After seven days of trekking, Kasım Bey's army located the Yemeni army's tents at the foot of the Turbet fort and engaged them in combat, in which the Yemenis lost about 100 men. The next day, Kasım Bey ordered his troops to attack the Yemenis by hiding at the wells that supplied their army with water. This plan proceeded successfully, causing the Yemenis over 200 casualties that day, most from thirst.[8] The Yemenis finally capitulated and surrendered, meeting Kasım Bey's requests for them to turn over to him Kör Mahmud and his brother.[9] Kasım Bey allowed the Yemenis to leave the fort; only 300 of the original 1000 remained alive.[9]

Returning to Mecca, the four chiefs of the Yemeni troops were put to death.[9] This was followed by seven days of celebration, and when the Ottoman troops returned home to Cairo in August 1632, five more days of celebration occurred.[9]

After the war[edit]

Halil Pasha's rule was reported to be a time of plenty for Egypt, with the price of corn falling 75%.[9] One of Halil Pasha's acts was to put to death a Jew named Yakub, who had allegedly been putting stress on the populace with his usury.[9]

When Halil Pasha left office on 1 April 1633, the shops in Cairo were closed for a week in mourning of the end of his term.[10]

Later life[edit]

After Halil Pasha returned to Istanbul, the sultan Murad IV confiscated his fortune and exiled him to Cyprus, but he later changed his mind and allowed him to continue his career as a statesman.

See also[edit]

Notes[edit]
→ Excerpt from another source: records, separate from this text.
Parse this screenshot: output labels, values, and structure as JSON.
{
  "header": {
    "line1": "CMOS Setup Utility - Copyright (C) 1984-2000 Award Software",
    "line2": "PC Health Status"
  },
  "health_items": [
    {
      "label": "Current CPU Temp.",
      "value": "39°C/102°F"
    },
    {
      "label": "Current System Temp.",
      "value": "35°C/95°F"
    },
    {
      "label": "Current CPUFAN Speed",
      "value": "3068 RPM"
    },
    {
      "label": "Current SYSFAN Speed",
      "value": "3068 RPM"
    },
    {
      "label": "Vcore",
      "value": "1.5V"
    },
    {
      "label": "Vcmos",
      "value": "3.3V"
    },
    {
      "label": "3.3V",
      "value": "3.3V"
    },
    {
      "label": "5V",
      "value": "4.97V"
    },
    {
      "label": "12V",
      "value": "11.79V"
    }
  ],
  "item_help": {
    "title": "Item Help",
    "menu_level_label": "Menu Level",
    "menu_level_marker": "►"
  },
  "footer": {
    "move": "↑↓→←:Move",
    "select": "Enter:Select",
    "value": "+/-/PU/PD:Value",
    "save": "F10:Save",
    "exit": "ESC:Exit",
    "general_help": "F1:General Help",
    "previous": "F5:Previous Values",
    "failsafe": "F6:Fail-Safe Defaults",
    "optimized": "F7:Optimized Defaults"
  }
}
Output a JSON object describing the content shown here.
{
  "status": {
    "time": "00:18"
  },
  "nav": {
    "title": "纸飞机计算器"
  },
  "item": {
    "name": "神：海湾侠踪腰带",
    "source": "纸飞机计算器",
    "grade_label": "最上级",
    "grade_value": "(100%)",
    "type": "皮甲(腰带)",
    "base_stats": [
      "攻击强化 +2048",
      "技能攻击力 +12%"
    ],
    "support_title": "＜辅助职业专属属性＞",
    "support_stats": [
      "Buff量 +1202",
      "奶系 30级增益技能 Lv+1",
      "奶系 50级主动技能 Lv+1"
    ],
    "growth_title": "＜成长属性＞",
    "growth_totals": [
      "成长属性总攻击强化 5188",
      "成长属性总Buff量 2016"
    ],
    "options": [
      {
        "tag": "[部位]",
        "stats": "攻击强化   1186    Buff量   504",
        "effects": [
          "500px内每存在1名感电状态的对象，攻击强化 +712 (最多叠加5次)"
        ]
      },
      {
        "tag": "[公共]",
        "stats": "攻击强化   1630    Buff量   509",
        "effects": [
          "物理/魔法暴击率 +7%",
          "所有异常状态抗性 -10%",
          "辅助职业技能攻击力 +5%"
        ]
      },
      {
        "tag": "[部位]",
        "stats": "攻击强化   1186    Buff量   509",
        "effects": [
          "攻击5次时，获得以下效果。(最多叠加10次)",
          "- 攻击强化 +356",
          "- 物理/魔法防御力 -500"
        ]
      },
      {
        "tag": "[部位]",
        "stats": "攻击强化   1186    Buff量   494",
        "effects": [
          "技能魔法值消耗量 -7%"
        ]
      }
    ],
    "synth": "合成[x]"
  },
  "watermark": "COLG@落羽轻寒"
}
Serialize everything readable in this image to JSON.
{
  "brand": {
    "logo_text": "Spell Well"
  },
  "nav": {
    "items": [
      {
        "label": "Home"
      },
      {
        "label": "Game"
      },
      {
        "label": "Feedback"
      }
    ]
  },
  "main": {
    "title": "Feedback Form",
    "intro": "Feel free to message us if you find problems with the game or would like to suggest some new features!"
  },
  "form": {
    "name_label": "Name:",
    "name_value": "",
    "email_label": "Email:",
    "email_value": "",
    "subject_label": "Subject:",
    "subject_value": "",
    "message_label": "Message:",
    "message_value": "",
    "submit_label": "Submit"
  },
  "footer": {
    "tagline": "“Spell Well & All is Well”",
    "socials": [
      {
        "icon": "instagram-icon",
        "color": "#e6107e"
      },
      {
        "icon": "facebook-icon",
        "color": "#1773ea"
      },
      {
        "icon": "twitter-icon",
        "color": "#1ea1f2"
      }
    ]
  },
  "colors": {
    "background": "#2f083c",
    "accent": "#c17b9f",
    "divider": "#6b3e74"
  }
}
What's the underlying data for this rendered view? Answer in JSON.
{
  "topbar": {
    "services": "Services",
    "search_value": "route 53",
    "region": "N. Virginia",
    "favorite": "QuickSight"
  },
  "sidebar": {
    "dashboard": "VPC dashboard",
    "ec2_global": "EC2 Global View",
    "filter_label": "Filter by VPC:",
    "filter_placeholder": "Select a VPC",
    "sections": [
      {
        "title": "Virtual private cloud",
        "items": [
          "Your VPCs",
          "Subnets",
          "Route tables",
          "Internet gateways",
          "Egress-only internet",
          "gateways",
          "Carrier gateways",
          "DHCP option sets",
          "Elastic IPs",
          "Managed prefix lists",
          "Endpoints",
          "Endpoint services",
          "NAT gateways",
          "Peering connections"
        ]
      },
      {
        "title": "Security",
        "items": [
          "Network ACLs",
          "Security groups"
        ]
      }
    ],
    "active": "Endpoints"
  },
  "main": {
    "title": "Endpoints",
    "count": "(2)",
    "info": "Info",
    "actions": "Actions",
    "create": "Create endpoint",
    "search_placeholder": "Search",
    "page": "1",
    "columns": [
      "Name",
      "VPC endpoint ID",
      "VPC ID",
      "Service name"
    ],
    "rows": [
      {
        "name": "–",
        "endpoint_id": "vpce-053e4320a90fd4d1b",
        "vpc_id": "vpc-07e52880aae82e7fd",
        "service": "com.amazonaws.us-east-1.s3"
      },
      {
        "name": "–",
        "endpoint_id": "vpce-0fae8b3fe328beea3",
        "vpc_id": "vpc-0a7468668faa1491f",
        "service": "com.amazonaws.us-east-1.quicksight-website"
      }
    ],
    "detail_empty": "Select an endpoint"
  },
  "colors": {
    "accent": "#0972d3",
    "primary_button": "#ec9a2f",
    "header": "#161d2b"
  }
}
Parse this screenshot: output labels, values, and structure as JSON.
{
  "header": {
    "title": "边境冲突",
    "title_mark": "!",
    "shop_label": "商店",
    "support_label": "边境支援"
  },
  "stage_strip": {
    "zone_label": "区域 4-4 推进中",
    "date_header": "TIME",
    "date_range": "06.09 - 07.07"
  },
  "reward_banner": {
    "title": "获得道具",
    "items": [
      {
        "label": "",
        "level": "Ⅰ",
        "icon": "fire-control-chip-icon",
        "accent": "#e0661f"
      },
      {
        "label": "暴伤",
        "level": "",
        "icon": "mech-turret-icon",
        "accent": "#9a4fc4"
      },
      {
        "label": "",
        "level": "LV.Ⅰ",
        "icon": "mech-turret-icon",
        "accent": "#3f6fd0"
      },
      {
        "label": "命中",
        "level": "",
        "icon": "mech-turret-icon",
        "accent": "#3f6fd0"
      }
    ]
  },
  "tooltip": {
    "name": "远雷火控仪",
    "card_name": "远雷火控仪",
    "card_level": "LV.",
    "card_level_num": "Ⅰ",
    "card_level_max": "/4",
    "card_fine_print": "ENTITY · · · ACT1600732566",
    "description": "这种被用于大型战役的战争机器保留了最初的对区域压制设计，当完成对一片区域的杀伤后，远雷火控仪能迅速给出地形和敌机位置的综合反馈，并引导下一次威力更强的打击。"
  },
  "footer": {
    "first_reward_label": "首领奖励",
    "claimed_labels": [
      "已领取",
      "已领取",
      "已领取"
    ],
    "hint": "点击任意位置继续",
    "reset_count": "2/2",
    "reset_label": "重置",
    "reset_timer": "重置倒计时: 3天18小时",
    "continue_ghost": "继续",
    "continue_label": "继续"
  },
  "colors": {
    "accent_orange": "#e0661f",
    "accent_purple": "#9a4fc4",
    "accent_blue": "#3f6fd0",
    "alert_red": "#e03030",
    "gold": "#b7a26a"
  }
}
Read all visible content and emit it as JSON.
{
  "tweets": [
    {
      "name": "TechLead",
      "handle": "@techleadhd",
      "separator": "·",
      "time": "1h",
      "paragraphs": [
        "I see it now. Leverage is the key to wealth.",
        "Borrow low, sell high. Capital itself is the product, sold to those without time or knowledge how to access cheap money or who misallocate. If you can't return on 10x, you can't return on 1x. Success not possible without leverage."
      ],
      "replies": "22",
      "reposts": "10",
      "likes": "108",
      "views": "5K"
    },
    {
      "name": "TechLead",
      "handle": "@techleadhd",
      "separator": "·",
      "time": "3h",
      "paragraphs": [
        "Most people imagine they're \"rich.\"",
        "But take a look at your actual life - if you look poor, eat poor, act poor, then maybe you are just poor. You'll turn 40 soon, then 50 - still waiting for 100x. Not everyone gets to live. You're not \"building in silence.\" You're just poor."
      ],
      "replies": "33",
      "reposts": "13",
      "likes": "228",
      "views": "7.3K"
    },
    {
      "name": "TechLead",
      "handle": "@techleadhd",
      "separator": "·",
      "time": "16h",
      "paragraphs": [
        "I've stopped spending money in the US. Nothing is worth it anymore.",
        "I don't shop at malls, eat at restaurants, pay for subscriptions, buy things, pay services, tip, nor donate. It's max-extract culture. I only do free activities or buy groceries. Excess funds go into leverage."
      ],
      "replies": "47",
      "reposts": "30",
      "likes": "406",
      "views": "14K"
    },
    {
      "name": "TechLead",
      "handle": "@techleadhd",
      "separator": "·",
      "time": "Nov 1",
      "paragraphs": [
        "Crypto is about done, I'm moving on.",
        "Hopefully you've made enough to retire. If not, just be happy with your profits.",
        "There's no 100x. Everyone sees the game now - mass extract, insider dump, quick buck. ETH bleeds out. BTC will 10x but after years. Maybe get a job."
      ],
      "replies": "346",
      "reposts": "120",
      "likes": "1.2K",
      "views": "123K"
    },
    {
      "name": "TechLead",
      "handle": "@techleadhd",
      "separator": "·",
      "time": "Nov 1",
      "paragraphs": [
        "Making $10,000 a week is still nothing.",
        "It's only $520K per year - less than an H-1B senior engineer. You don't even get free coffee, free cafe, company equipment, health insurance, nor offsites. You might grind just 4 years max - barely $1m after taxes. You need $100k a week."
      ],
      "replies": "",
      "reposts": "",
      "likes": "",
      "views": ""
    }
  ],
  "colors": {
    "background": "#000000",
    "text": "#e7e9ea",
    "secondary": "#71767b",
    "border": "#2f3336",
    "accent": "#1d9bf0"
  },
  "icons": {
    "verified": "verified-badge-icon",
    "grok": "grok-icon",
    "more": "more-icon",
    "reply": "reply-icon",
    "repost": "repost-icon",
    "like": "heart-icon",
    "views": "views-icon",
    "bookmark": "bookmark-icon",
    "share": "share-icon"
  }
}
  1. ^ "The Ottomans". Egypt State Information Service. Retrieved 3 December 2010. 
  2. ^ Yılmaz Öztuna (1994). Büyük Osmanlı Tarihi: Osmanlı Devleti'nin siyasî, medenî, kültür, teşkilât ve san'at tarihi 10. Ötüken Neşriyat A.S. pp. 412–416. ISBN 975-437-141-5. 
  3. ^ a b d'Avennes, Prisse (1983) Arab art as seen through the monuments of Cairo from the 7th century to the 18th (translated from French by J.I. Erythrospis) Le Sycomore, Paris, page 61, ISBN 0-86356-000-8
  4. ^ Holt, P. M. (1961) "The beylicate in Ottoman Egypt during the seventeenth century" Bulletin of the School of Oriental and African Studies 24(2): pp. 214–248, page 242, doi:10.1017/S0041977X00091424
  5. ^ Accounts and Extracts of the Manuscripts in the Library of the King of France 2. R. Faulder. 1789. p. 74. 
  6. ^ a b c Accounts and Extracts of the Manuscripts in the Library of the King of France 2. R. Faulder. 1789. p. 75. 
  7. ^ a b c d Accounts and Extracts of the Manuscripts in the Library of the King of France 2. R. Faulder. 1789. p. 76. 
  8. ^ Accounts and Extracts of the Manuscripts in the Library of the King of France 2. R. Faulder. 1789. p. 77. 
  9. ^ a b c d e f Accounts and Extracts of the Manuscripts in the Library of the King of France 2. R. Faulder. 1789. p. 78. 
  10. ^ Accounts and Extracts of the Manuscripts in the Library of the King of France 2. R. Faulder. 1789. p. 79. 
Political offices
Preceded by
Koca Musa Pasha
Ottoman Governor of Egypt
October 1631 – 1 April 1633
Succeeded by
Bakırcı Ahmed Pasha